Considers certain proteins present in food as a threat. Symptoms come on quickly. Those classic symptoms of food allergies are: erythema, rash, wheezing and itching they are usually detected in specific foods. The most common food allergies in adults include allergies to certain fish, shellfish, eggs, milk and dairy (to their proteins), some fruits, certain tree e commerce photo editing nuts, and peanuts. Some allergies have a significant lethality when they are not tackled in time. However, intolerances stand out for: do not involve the immune system. Cause symptoms that appear gradually , often after a few hours after eating the offending food the symptomatology and its severity is proportional to the amount of food ingested .

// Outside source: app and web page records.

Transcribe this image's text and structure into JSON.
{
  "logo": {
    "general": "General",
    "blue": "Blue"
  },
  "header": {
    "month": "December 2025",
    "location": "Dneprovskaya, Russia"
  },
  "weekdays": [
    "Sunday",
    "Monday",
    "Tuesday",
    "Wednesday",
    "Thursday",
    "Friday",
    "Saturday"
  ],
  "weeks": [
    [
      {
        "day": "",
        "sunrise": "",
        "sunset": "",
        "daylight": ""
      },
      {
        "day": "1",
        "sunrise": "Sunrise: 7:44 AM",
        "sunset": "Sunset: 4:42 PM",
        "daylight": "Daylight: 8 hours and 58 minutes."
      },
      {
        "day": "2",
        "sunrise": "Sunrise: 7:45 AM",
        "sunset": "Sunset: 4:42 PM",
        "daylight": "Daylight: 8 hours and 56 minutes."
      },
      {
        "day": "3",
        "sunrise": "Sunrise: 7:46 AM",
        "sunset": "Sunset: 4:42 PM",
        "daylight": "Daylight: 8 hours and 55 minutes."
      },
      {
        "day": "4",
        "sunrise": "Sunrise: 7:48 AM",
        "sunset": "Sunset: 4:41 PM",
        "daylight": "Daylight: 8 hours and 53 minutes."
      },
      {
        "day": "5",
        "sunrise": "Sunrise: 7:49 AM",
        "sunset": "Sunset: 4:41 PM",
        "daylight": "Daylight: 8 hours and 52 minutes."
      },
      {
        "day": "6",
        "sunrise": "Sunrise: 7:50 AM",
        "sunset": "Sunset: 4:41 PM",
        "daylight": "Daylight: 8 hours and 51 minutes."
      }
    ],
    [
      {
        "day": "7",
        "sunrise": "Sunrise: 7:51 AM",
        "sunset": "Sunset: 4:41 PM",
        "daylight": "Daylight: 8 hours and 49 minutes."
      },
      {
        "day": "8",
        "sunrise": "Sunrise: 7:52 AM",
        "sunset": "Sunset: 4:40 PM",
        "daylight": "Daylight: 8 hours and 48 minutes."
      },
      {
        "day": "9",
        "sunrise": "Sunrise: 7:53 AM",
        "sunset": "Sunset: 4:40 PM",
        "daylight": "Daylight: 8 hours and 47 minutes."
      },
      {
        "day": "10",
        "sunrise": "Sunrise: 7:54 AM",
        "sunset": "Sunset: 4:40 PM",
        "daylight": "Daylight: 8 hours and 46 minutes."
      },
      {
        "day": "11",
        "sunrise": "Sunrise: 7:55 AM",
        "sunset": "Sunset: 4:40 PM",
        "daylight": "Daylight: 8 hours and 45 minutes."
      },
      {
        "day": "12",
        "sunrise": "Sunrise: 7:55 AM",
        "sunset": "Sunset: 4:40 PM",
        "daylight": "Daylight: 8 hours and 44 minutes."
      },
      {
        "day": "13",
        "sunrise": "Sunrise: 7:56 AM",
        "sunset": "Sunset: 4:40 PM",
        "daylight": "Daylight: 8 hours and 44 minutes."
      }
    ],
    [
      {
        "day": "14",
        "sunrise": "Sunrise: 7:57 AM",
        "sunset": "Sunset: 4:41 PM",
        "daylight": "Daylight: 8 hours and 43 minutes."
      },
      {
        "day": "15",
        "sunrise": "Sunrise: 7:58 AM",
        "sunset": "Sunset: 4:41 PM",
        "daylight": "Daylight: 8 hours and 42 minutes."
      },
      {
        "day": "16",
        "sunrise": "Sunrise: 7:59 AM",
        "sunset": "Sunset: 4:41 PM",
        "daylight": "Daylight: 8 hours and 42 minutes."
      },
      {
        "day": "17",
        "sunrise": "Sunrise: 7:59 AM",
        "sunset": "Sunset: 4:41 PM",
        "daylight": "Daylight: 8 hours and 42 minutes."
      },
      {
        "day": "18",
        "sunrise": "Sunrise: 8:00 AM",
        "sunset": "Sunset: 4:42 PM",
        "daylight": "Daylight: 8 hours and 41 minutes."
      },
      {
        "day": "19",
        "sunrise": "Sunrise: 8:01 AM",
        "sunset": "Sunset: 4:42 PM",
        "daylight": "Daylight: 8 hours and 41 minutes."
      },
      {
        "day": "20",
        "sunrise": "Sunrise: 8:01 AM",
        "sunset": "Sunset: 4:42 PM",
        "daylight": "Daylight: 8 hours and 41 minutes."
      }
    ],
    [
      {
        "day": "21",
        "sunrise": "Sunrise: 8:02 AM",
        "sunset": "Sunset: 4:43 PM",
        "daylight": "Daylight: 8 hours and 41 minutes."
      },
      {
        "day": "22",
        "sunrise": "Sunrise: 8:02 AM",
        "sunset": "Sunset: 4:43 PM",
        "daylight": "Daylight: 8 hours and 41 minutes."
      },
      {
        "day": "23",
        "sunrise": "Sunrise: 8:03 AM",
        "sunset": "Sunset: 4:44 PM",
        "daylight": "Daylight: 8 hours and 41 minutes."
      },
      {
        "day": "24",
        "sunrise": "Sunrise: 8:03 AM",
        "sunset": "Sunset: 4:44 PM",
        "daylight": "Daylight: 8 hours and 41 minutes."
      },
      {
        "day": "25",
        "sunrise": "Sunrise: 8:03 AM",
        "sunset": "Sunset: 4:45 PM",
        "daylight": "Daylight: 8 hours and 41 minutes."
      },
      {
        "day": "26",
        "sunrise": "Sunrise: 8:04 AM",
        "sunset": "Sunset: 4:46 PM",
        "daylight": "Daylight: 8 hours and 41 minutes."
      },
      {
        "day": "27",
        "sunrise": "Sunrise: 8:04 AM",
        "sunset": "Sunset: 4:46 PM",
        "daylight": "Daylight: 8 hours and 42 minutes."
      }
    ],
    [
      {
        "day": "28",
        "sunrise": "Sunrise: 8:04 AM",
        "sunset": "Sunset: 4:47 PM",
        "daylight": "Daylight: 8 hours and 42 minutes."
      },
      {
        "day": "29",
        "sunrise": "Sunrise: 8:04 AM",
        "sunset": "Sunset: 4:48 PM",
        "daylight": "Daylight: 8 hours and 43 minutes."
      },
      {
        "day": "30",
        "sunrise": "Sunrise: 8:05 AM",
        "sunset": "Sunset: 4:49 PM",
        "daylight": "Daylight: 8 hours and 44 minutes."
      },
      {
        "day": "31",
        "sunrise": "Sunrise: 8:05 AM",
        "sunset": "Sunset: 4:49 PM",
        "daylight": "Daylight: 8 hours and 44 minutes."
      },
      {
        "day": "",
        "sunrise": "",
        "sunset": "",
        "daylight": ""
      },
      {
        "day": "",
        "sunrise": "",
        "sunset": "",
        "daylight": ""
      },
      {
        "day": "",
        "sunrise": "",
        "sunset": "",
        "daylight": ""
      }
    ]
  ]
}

Occasionally, patients intolerant to a component can take a certain amount of food without presenting symptoms. They can be caused by many different foods. In principle, the fact of being intolerant to a substance present in food does not imply assuming a significant risk to life when it is ingested. Annex 2 of regulation (eu) 1169/2011 grants the consumer the right to be informed about what he eats this text brings together the 14 substances or products that must be declared on food labels or in the information that must be available to consumers at any time of their purchase or consumption. This is so because the legislator has considered that they are those that can offer the greatest risk in terms of public health to certain consumers.
We are going to list them and detail in each case if their inclusion refers to the potential risk of causing allergy or intolerance: cereals containing gluten , namely: wheat, rye, barley, oats, spelt, kamut or their hybrid varieties and derived products [...] : likely to cause both allergy and intolerance in predisposed people. Crustaceans and products based on crustaceans : likely to cause allergy in predisposed people. Eggs and egg-based products : susceptible to cause allergy in predisposed people. Fish and fish-based products [...]: likely to cause allergy